Who should write it: That's the hard part. There are so many cyberpunk authors I'd like to see try their hand at it. But in the end, I'm thinking Charles Stross.
He does sprawling post-human stories really amazingly well, and might add a whole extra conceptual layer to the Wachowskis' somewhat facile world-building.
Primer. This knotty time-travel movie actually stands on its own remarkably well, but I'd still like to see a smart, thoughtful novel that deals with all the of the intersecting timelines and unraveling protagonists.
Who should write it: David Gerrold, author of The Man Who Folded Himself, still possibly the weirdest time-travel novel of all time.
Slither. You might think this is just another over-the-top body horror movie, about alien parasites who infect a town's residents. But this movie goes so much further, showing how a woman can't escape her abusive husband. The parasite infects her husband first, and then all of the people whom it infects afterwards speak with the husband's voice, so she's constantly trapped. It's up there with Society and Dead/Alive in the disturbing horrific social commentary sweepstakes.
Who should write it: The great d.g.k. goldberg, if she was still alive. Otherwise, I would say Nalo Hopkinson, author of Brown Girl In The Ring.
Sunshine. The screenplay is available in book form, but there's no novelization. I loved this film, but many people don't seem to agree, and maybe a really strong novelization could help win over the doubters, especially if it made the slasher-movie third act feel like it grew naturally out of the rest of the story.
Who should write it: I'm thinking maybe Stephen Baxter, who's shown a talent for writing madness as well as planetary disasters and space exploits.

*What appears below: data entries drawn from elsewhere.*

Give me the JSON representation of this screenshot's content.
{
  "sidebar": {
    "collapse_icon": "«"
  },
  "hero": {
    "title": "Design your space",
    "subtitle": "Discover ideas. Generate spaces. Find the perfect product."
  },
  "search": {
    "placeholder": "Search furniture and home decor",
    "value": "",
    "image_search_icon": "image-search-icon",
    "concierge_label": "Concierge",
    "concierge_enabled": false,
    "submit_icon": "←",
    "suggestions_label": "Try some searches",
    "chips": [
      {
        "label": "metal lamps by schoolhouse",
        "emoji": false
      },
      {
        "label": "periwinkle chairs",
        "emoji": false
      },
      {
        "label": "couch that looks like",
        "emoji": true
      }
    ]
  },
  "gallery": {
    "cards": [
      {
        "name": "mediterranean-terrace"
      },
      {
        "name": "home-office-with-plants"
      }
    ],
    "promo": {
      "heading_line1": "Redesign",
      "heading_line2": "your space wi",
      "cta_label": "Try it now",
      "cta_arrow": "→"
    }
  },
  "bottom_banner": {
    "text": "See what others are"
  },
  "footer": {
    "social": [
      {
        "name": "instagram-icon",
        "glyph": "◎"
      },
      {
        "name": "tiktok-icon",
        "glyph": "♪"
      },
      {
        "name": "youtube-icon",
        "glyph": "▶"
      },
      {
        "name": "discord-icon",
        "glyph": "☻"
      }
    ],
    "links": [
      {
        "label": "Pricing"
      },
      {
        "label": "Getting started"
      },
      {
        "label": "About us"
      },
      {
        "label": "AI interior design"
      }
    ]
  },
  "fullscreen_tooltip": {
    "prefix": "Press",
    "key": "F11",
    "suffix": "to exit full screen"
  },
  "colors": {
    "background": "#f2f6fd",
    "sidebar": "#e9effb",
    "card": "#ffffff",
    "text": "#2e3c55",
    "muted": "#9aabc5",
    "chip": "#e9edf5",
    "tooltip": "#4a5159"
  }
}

Note: I was going to include Galaxy Quest on this list - but realized it already has a novelization, by Terry Bisson. Who, by amazing coincidence, is probably exactly who I would have chosen to novelize that movie. Has anyone read Bisson's Galaxy Quest novel, and is it as good as it ought to be? It's only one cent on Amazon (plus a few bucks' shipping, of course.) Also, did you know that Christopher "The Prestige" Priest has novelized David Cronenberg's Existenz?